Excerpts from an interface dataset
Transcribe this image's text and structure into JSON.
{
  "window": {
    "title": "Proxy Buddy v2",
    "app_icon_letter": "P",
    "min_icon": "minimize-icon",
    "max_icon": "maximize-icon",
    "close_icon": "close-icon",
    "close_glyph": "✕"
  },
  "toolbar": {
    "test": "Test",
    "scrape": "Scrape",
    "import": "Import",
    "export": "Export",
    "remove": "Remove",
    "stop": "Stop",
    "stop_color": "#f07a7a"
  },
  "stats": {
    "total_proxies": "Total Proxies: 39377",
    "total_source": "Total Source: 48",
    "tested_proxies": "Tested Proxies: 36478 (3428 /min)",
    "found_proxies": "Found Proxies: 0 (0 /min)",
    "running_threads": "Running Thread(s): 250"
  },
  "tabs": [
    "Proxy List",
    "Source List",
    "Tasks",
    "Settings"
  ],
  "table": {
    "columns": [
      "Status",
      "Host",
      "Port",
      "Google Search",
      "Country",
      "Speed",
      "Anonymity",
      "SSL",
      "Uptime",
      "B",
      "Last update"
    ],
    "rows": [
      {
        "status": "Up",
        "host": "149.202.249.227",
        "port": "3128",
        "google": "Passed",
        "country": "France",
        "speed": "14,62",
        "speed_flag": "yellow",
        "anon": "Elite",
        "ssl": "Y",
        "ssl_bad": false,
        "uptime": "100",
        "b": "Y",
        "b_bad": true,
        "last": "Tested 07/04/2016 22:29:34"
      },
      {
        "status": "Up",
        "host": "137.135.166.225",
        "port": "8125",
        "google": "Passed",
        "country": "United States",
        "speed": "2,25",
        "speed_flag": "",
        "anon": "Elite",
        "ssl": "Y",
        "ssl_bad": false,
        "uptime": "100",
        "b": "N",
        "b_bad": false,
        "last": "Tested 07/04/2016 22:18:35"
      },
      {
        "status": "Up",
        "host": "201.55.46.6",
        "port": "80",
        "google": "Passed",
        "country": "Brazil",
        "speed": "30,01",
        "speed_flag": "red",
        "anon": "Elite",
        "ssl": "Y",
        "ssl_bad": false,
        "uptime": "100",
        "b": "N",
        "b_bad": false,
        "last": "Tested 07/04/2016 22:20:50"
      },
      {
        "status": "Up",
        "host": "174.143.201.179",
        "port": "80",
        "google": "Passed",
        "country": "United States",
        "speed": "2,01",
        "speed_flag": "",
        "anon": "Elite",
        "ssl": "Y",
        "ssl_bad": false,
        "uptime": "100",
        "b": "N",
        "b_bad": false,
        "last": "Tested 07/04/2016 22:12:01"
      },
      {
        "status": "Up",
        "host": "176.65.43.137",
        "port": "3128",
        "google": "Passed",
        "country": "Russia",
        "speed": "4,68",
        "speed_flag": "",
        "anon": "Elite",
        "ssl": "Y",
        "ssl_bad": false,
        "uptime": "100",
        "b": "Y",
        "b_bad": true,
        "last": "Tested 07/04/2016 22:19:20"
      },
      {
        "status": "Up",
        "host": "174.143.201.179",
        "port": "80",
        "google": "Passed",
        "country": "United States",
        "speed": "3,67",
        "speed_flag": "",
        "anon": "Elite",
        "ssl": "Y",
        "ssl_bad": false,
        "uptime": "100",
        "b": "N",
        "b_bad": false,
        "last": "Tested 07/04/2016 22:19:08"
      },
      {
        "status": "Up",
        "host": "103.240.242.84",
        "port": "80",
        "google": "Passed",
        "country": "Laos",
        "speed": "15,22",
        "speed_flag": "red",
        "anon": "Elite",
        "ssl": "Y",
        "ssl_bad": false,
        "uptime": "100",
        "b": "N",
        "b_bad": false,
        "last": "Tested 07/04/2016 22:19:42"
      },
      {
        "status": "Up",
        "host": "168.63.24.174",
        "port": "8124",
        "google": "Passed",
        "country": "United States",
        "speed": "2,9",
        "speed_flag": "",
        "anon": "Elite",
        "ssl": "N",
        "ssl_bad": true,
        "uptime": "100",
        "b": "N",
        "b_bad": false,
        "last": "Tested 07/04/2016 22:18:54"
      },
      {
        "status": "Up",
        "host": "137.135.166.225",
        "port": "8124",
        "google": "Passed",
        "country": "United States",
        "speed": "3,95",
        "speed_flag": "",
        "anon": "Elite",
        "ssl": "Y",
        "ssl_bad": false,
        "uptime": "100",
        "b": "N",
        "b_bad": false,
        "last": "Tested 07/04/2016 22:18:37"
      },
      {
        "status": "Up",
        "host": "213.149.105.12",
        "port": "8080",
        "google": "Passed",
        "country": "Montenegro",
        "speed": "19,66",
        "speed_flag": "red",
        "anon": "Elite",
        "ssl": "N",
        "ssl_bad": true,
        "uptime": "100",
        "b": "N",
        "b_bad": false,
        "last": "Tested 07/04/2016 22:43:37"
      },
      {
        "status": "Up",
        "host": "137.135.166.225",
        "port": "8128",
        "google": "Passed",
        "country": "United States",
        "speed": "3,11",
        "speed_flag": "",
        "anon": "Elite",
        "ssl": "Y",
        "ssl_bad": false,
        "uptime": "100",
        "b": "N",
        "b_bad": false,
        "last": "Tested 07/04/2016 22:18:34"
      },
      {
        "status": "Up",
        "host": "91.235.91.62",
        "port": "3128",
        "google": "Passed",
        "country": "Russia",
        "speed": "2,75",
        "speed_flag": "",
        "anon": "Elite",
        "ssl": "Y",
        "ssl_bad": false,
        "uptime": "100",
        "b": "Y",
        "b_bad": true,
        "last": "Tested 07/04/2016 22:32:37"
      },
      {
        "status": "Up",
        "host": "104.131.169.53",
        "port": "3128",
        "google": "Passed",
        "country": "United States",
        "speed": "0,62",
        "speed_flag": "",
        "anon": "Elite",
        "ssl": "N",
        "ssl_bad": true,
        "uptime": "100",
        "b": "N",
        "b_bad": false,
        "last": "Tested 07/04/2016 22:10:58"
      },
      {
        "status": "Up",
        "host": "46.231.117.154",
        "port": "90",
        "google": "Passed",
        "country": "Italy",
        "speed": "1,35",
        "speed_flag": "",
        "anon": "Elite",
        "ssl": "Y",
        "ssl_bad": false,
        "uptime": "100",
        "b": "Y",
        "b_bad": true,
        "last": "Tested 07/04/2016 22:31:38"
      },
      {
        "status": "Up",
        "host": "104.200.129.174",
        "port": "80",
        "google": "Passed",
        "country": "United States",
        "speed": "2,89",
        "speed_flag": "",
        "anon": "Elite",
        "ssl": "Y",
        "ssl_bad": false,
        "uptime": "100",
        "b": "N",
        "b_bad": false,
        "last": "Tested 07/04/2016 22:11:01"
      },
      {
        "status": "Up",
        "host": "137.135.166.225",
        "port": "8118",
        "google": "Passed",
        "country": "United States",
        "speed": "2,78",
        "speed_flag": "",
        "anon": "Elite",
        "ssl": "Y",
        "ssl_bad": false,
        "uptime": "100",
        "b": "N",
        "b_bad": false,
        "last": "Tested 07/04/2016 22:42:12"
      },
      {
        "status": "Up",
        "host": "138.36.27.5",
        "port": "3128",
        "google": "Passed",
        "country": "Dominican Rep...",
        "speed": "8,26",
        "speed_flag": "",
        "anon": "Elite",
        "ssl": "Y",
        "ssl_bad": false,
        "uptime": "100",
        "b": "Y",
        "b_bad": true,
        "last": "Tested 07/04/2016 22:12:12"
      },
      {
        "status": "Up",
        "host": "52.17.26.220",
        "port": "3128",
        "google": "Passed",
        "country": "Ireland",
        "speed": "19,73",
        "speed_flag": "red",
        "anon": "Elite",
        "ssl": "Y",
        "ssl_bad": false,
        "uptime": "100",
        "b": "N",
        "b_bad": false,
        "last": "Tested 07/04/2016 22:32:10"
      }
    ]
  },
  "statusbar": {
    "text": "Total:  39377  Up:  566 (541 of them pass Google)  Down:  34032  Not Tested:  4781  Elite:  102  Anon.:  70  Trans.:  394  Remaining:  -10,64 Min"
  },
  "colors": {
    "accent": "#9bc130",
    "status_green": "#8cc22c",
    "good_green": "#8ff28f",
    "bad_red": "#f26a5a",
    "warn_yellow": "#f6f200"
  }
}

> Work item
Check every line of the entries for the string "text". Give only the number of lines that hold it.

> Task result
2